**Aim of the exercise**
Pull every line containing the word "JSON" out of the material below.

Data shown START

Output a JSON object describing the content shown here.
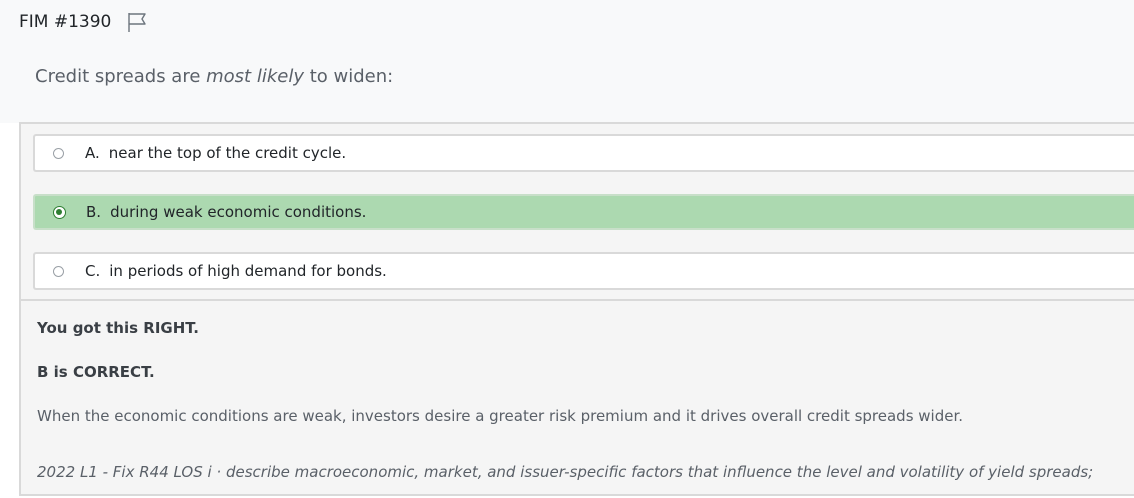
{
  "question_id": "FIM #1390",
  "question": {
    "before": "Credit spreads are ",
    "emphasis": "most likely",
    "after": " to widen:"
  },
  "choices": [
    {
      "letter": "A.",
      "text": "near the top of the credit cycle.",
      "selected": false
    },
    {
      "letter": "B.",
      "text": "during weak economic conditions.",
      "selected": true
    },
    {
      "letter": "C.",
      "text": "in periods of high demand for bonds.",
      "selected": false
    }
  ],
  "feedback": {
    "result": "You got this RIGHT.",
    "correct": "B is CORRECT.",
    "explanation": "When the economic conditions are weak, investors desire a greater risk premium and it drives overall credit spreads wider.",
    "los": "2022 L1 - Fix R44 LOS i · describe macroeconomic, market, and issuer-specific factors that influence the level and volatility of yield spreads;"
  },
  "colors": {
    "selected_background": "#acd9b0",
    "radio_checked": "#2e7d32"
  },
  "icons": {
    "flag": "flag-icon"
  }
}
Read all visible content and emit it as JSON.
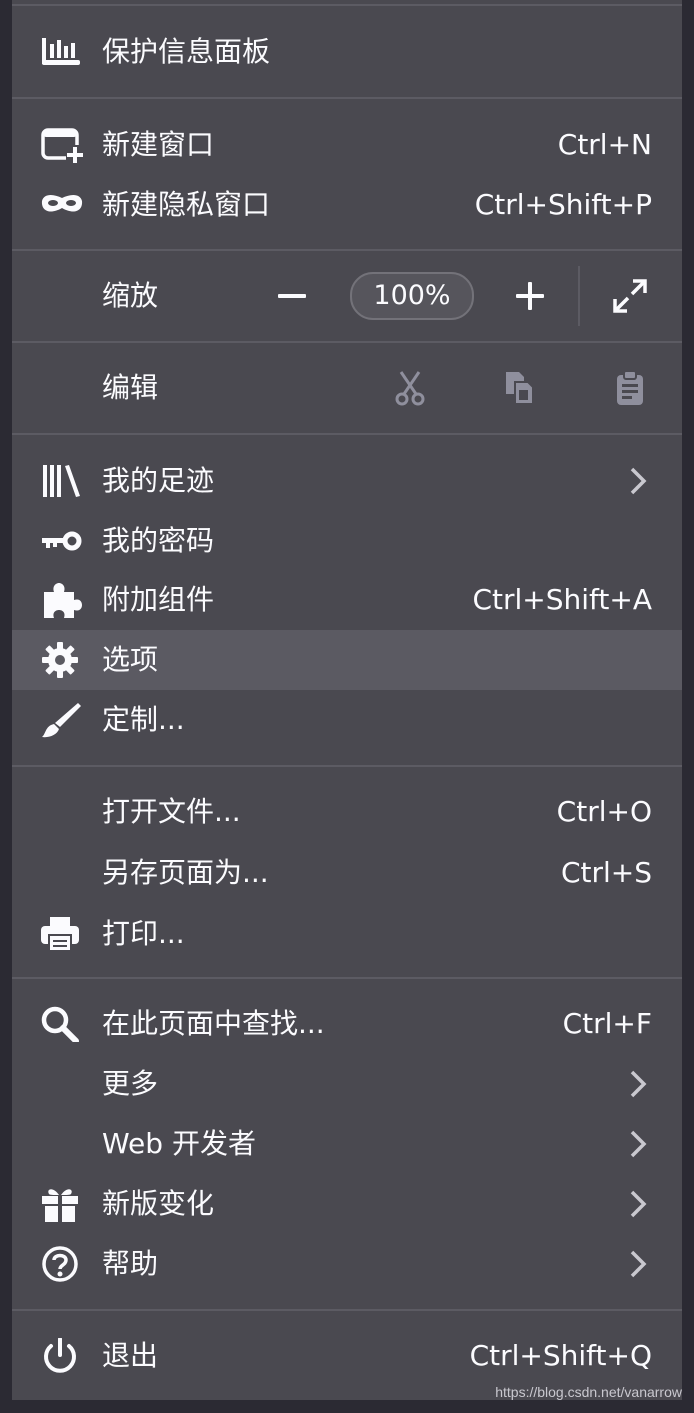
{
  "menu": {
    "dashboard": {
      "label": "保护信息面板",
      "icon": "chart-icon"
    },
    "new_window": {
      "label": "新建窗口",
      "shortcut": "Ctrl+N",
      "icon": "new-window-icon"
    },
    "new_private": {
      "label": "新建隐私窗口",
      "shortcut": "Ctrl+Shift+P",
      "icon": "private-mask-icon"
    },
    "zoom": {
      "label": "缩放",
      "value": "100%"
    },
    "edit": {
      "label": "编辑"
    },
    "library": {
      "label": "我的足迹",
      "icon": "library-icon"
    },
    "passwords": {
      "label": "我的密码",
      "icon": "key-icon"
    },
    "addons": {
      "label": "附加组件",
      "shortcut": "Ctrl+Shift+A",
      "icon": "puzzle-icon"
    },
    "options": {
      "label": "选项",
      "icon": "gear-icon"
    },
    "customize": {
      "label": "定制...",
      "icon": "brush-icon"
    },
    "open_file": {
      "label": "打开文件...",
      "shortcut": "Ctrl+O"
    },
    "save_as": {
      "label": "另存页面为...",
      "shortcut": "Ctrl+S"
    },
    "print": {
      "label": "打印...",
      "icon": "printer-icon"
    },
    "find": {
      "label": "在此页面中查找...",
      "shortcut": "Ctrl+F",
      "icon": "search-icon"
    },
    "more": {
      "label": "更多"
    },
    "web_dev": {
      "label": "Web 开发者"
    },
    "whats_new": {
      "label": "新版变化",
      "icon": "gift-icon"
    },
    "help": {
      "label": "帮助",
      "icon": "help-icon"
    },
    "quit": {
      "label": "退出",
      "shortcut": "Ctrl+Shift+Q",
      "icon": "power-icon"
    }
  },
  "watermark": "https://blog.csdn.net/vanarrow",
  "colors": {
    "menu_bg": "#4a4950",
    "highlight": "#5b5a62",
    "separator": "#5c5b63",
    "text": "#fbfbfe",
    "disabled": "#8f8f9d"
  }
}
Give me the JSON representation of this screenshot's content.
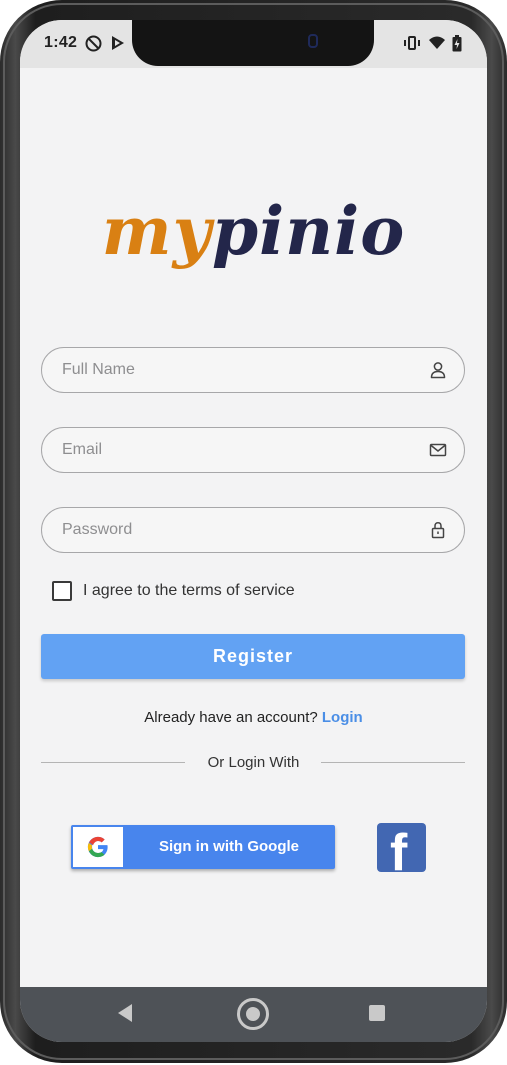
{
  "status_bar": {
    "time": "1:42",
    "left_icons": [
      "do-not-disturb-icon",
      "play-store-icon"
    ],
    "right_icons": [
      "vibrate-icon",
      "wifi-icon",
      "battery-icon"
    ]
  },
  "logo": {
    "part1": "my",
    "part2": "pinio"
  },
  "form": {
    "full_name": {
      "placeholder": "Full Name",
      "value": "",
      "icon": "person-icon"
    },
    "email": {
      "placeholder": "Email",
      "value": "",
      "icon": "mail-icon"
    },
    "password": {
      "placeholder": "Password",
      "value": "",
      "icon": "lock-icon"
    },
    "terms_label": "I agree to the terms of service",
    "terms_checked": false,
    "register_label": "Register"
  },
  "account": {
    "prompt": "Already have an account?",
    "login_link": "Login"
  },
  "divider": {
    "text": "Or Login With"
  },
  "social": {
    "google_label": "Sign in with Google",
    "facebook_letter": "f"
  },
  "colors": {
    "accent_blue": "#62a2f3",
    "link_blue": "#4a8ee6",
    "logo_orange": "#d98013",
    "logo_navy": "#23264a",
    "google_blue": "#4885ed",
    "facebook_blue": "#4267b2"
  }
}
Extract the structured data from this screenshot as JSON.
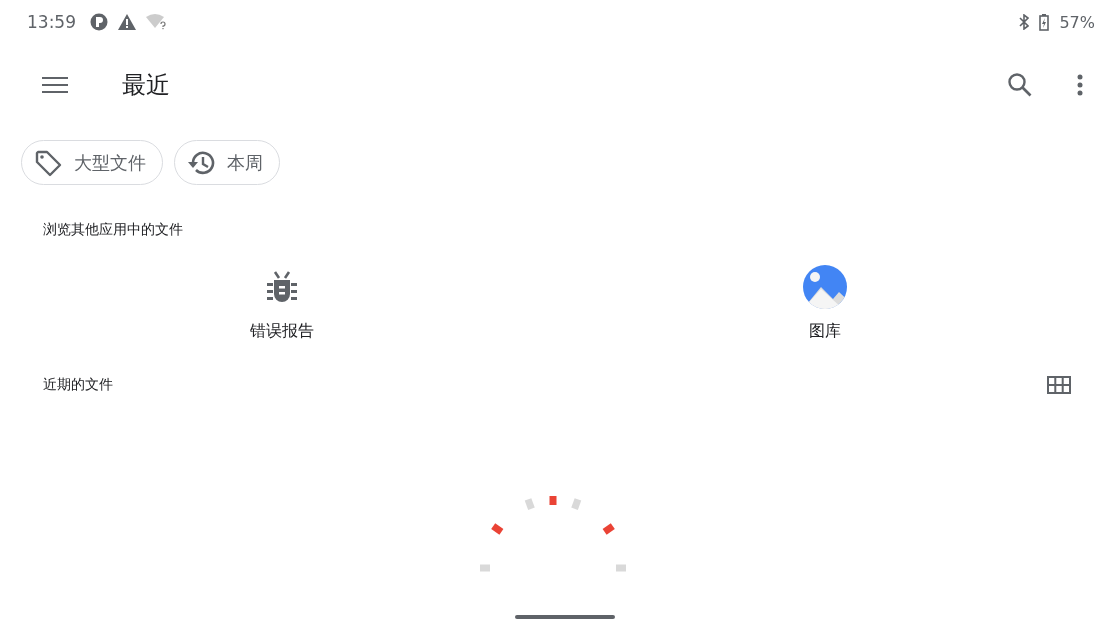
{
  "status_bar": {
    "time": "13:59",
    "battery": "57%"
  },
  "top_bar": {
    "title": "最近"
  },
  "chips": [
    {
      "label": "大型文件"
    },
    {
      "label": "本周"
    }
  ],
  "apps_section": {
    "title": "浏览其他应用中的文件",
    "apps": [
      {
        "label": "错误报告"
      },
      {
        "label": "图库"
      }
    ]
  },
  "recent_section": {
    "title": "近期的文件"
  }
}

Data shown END

**Response box**
Output a JSON object describing the content shown here.
Read all visible content and emit it as JSON.
Give me the JSON representation of this screenshot's content.
Extract the structured data from this screenshot as JSON.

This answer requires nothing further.